I'm dusting off an old CD here, and showing off my first work with Photoshop. This was the project that 10 years ago convinced me I needed a digital darkroom.
Here are two pictures from an early Photo CD. This was one of the first Photo CD's ever made. Kodak announced, and I decided to see what they could do with a couple rolls of film I had just shot.
These are what I call vacation quality pictures. They are nice, but neither is dramatic, and both need words to finish the story.
The first picture is crossing a dry creek bed on the Burr Trail. At least, it's supposed to be dry. But rain has been falling in the mountains and this creek had water in it. Marty and I were worried that flashfloods might come roaring down one of these creeks the same time we were. We found out later that flashfloods are a summer hazard associated with thunderstorm cloudbursts; but it was a winter drizzle was filling these creeks, car-swallowing mud holes were a possibility, but flashfloods were out.
The second picture is the Wasatch mountains viewed from across Utah lake on a warm spring afternoon. The Wasatch are a geological curiousity: they have no foothills. This makes them some of the world's most photogenic mountains. They look like "real mountains" from close or from far away. This shot is about 100 miles north of the first shot and taken a month later.
Both these pictures are nice, but they lack drama. The first shot has action, but the red rock is drab, the sky a boring white, and the high mountains surrounding this creek bed show up as only a narrow purple strip behind the car. The second shot has nice sky and nice mountains, but the foreground is dull and the overall colors are drab. Lets use Photoshop to put them together and enhance the color ranges of each shot. Here's what we get:
Wow! My eyes bugged out as I watched this shot form up! Here's real action, real mountains, real red rock, and real great sky all in one picture. It took me two days of experimenting to build this picture the first time. Now that I know Photoshop better, it took about a half hour to recreate it. This is why I want to do more digital darkroom work!
Here's another example from the same CD.
This first shot is halfway between Capitol Reef National Park and Hanksville Utah. The river is winding through some interesting rock formations, but it's flood stage muddy, and once again, the sky is featureless white. Lets grab my favorite mountain shot from this CD and see what we can come up with...
Nothing like some mountains reflecting in water to dress up a landscape picture.
The reflection is simply cutting and pasting the mountain shot to make a second copy, then flipping the copy over on it's back. The copy is also not enhanced, and brightened a step. The rocks are darkened a step. These actions are handled through layers in Photoshop. This image has three: the mountain layer, the reflection layer and the rocks layer. I cut the sky and river out of the rocks layer to let the other two layers show through.
Another important lesson in this series is how important sky is to landscape shooting. Sky is one third to two thirds of the picture, so most landscapes are really skyscapes in reality. Have a library of nice skies that you can add to pictures with interesting foregrounds and midgrounds.
This lesson is using Photoshop to recover from a mistake. This was a shot I took at Korean Folk Village, outside Suwon, Korea.

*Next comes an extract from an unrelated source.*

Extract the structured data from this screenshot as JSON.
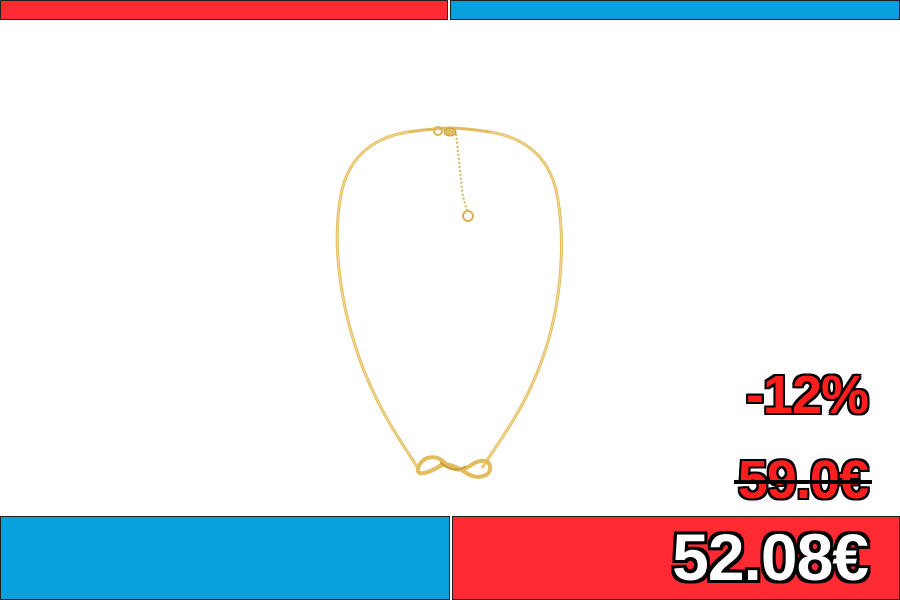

I envisioned this shot, but I'm the big guy on the end with the umbrella. A passing by Korean was nice enough to shoot this picture for me. Unfortunately, he didn't see quite the same picture I did. I saw reflections in the water as well as people on the bridge. Not too hard to fix...
I started with the same "mirror copy" that I did with the river picture. It was a little tricker this time since the mirror was not starting from the horizon and running clear to the top. After mirroring in the image I used "rubber stamp" to smudge the line between real water and mirror water and to take out some distracting branches.
Notice also that the image doesn't have to be perfect to "work"--to produce an appropriate impact: the people on the right waiting their turn have their heads cut off in the water reflection. It's not something you notice the first or second time you look at the picture, so I saved myself some time by not fixing it.
Here's another example of disappearing people. The lady on the right may be scintillating in person, but she's not adding to this photo. So... poof! The old man is now alone. This is done using the "rubber stamp" tool. You replace a small part of the image with some other part of the image. In this case, I simply filled the lady in with more tree image from either side of her. I also straightened up the trees by rotating the whole picture.
That's all I've got for you today. I hope you've enjoyed it.